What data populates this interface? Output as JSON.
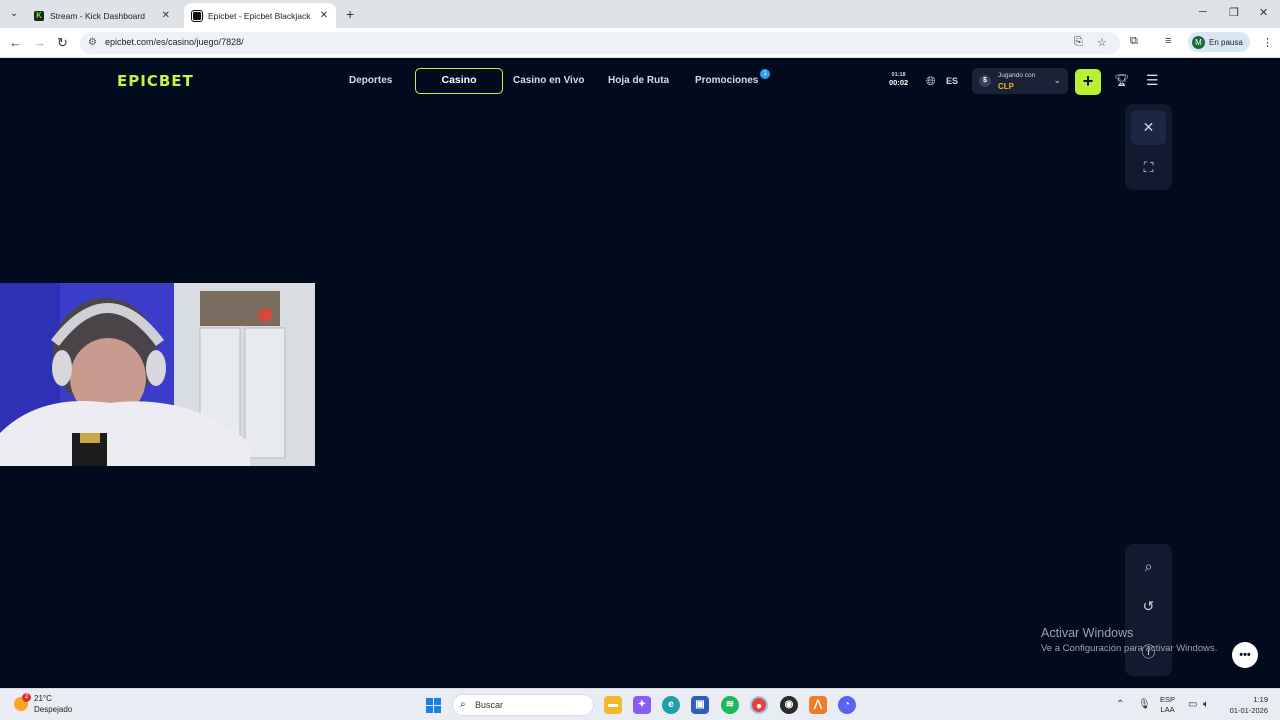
{
  "browser": {
    "tabs": [
      {
        "title": "Stream - Kick Dashboard",
        "active": false
      },
      {
        "title": "Epicbet - Epicbet Blackjack",
        "active": true
      }
    ],
    "url": "epicbet.com/es/casino/juego/7828/",
    "profile_status": "En pausa",
    "profile_initial": "M"
  },
  "site": {
    "logo": "EPICBET",
    "nav": {
      "deportes": "Deportes",
      "casino": "Casino",
      "casino_vivo": "Casino en Vivo",
      "hoja_ruta": "Hoja de Ruta",
      "promociones": "Promociones",
      "promo_badge": "1"
    },
    "timer": {
      "clock": "01:18",
      "elapsed": "00:02"
    },
    "language": "ES",
    "wallet": {
      "label": "Jugando con",
      "currency": "CLP",
      "symbol": "$"
    },
    "deposit_symbol": "+"
  },
  "windows_activation": {
    "title": "Activar Windows",
    "subtitle": "Ve a Configuración para activar Windows."
  },
  "taskbar": {
    "weather_temp": "21°C",
    "weather_desc": "Despejado",
    "weather_badge": "2",
    "search_placeholder": "Buscar",
    "lang_top": "ESP",
    "lang_bottom": "LAA",
    "time": "1:19",
    "date": "01-01-2026"
  },
  "colors": {
    "background": "#020b1e",
    "accent": "#c2f542",
    "wallet_currency": "#f2b51c"
  }
}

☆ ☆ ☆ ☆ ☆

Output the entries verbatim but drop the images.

Exercise output:
What data populates this interface? Output as JSON.
{
  "browser": {
    "tabs": [
      {
        "title": "Stream - Kick Dashboard",
        "active": false
      },
      {
        "title": "Epicbet - Epicbet Blackjack",
        "active": true
      }
    ],
    "url": "epicbet.com/es/casino/juego/7828/",
    "profile_status": "En pausa",
    "profile_initial": "M"
  },
  "site": {
    "logo": "EPICBET",
    "nav": {
      "deportes": "Deportes",
      "casino": "Casino",
      "casino_vivo": "Casino en Vivo",
      "hoja_ruta": "Hoja de Ruta",
      "promociones": "Promociones",
      "promo_badge": "1"
    },
    "timer": {
      "clock": "01:18",
      "elapsed": "00:02"
    },
    "language": "ES",
    "wallet": {
      "label": "Jugando con",
      "currency": "CLP",
      "symbol": "$"
    },
    "deposit_symbol": "+"
  },
  "windows_activation": {
    "title": "Activar Windows",
    "subtitle": "Ve a Configuración para activar Windows."
  },
  "taskbar": {
    "weather_temp": "21°C",
    "weather_desc": "Despejado",
    "weather_badge": "2",
    "search_placeholder": "Buscar",
    "lang_top": "ESP",
    "lang_bottom": "LAA",
    "time": "1:19",
    "date": "01-01-2026"
  },
  "colors": {
    "background": "#020b1e",
    "accent": "#c2f542",
    "wallet_currency": "#f2b51c"
  }
}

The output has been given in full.